Normally, we would have expected a 14-runner Class Five to be part and parcel of any TT – the average winner of a Class Five is slightly longer than the other classes, so including those races has the potential to make it tougher to win.
Why would the club do that? Well, it’s a better advertisement for the potentially life-changing bet type if someone wins tens of millions than if, as we got Saturday, it’s a HK$1.1 million dividend, which is nice too but doesn’t have same ring to it.
Instead, the races chosen for the biggest recent TT pool were three Class Fours, each with a fairly small group of likely favourites, and two of them short of the normal field limit.
On a card with five races that didn’t have 14 runners, two of those races found their way into the plan for the TT, which seems odd as, in theory and as it played out in reality, that makes the task of getting the result easier. Certainly for an individual but absolutely for the collected knowledge and investment of the punting public.
Using the C track, 1,200m races are only allowed for safety reasons to have 12 runners, so that was the first leg, there were only 13 at declaration time in the second and the final leg had 14 runners but a likely very short-priced banker in Raging Storm. None of those things were surprises so it begs the question why the club chose those races.
Of course, had the Class Five been included, the appearance of You Have My Word in the placings would have put most, if not all, punters out of business and we would be having a different conversation but it might also mean we’d be looking at a huge jackpot again for Sunday and that is much of the appeal of the Triple Trio.
Interport series has a role to play in any Macau revival
The interport races have been questioned by many for some time now and Sunday’s poorly patronised jogtrot for Romantic Touch in the Macau Hong Kong Trophy probably didn’t do a lot for the image of the events as contests.
Only two horses from Hong Kong – where once there were half a dozen every year – and an uncompetitive race will reignite the discussions on whether they are worth the trouble.
But their continued existence probably is required in the light of colleague Michael Cox’s piece on Macau Jockey Club’s hopeful look to the future after having its lease on Taipa was extended by 24 years.
One of the original reasons for the interport races was a general spirit of goodwill in 2004 across the Pearl River Delta, but Hong Kong also formed the link between Macau and the world.
Although Active Bobo had blazed the trail for Macau in Dubai in 2001, winning a lead-up sprint before the Golden Shaheen, the appearance of he and stablemate Gold World Winner at that time created a problem with where the Macau visitors fitted into the grand scheme of things.
Competition between horses trained in Hong Kong, with recognised international ratings, enabled comparisons to be made with horses trained at Taipa.
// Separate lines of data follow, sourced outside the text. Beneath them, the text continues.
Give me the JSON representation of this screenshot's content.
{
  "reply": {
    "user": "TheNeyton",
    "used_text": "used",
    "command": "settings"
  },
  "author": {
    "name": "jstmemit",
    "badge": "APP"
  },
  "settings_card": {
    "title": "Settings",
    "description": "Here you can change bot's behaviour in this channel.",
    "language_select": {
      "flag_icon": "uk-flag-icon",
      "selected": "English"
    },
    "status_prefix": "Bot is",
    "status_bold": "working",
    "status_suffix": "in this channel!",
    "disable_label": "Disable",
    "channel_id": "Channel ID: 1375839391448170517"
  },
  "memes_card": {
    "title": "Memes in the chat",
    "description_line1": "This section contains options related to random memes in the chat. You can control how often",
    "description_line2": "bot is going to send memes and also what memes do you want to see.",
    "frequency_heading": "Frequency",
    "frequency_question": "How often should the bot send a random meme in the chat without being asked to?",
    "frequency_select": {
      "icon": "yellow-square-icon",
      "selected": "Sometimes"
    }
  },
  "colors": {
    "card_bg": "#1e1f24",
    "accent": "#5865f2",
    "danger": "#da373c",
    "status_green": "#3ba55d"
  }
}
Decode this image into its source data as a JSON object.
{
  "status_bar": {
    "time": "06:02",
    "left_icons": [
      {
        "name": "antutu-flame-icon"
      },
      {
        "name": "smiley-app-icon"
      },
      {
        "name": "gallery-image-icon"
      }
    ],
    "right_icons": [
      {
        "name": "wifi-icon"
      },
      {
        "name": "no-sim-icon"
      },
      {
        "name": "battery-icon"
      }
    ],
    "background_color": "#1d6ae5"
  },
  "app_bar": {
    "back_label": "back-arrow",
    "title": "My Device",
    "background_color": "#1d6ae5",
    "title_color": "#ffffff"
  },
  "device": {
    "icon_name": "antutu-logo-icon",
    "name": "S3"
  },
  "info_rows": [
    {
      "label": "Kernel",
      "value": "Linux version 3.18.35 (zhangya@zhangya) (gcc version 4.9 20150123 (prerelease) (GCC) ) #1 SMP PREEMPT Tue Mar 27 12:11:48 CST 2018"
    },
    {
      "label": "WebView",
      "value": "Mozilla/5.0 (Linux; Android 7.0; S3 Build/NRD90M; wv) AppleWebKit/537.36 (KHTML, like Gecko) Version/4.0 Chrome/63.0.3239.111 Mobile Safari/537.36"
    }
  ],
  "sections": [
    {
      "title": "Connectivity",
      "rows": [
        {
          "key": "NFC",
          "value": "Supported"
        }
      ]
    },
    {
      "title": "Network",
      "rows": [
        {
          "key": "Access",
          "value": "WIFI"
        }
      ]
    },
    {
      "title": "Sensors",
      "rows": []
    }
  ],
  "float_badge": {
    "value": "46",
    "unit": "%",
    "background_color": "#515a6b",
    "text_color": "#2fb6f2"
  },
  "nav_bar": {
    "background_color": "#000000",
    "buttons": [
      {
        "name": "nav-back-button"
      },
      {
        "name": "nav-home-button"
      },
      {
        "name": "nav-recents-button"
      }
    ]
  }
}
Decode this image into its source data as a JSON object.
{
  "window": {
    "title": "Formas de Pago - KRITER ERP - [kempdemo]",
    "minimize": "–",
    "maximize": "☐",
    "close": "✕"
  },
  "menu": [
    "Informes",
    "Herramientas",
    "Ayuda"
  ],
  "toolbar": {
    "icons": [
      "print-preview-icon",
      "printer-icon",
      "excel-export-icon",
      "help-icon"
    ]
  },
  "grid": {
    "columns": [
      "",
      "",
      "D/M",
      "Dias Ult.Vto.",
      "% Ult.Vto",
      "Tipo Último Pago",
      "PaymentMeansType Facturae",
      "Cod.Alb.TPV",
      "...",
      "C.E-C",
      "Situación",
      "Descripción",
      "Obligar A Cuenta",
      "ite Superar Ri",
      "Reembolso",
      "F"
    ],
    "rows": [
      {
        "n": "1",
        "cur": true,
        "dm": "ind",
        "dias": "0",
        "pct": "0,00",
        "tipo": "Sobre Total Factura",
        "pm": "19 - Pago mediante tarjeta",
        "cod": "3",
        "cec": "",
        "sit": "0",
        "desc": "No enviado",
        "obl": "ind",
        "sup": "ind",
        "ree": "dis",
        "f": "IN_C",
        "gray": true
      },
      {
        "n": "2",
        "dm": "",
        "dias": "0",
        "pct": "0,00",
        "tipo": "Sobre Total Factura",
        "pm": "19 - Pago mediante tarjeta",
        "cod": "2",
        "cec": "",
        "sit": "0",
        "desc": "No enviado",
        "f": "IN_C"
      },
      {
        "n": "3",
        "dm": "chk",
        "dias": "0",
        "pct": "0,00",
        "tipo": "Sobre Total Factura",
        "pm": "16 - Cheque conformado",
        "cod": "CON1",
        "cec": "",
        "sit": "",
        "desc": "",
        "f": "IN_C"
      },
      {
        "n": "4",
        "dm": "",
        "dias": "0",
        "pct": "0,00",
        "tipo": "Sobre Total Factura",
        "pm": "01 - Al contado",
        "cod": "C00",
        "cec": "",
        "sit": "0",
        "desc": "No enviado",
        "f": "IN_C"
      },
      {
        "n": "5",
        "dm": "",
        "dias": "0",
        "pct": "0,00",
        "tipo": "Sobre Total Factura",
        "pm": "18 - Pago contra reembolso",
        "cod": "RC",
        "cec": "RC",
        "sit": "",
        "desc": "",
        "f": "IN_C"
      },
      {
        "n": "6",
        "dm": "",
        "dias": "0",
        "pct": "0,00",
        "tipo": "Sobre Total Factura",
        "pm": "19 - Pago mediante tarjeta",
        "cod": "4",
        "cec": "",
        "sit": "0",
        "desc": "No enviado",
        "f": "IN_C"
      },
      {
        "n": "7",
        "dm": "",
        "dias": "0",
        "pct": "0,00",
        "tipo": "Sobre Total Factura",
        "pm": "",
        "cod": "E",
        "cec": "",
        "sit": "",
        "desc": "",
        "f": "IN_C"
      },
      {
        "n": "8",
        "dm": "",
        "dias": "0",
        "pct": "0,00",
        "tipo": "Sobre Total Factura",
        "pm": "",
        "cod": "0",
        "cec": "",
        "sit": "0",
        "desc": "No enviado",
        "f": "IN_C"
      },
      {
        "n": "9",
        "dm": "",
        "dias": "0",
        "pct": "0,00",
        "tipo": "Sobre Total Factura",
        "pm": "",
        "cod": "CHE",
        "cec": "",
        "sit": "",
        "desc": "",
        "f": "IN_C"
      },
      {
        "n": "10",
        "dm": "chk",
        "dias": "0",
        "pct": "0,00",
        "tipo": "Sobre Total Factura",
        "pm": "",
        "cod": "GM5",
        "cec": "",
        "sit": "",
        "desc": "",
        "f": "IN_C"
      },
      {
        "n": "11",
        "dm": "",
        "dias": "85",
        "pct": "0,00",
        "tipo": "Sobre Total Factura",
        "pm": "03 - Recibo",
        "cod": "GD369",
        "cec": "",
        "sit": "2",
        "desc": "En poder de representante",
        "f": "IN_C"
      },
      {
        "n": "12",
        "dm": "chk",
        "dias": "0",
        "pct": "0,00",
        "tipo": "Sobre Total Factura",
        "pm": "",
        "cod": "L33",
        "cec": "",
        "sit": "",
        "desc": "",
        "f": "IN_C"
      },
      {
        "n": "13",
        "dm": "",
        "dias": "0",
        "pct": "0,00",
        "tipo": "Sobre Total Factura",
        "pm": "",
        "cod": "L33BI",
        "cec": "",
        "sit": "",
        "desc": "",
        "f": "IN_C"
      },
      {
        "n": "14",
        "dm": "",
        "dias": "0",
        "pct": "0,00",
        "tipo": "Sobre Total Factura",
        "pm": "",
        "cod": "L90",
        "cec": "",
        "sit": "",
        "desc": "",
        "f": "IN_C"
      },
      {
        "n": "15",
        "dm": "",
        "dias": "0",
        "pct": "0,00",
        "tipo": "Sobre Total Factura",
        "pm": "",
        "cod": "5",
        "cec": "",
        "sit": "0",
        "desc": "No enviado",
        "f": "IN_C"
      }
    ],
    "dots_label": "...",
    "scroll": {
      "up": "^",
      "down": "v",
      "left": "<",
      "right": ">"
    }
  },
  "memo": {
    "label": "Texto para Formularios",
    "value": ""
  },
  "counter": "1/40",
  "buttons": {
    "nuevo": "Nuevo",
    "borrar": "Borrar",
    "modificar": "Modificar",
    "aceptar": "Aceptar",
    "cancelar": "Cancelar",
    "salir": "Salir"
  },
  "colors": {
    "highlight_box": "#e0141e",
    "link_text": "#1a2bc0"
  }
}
Being able to assess them enabled quite a few horses from there to make their way to other countries to compete and, for horses like Change The Grange, to win races during the Dubai international carnival.
That connection is one purpose for the interports, goodwill is another and they play an aspirational role for Macau owners to upgrade their stock. Macau wins at Sha Tin have been rarer than hens’ teeth recently but, they held their own there, with the handicap allowance, in the early days.
If there really is a new optimism after the extension of Macau racing’s lifeline, the interport events have a part to play for the Taipa side in any revival and for the Jockey Club, well, HK$237 million in simulcast turnover on the meeting isn’t exactly chicken feed.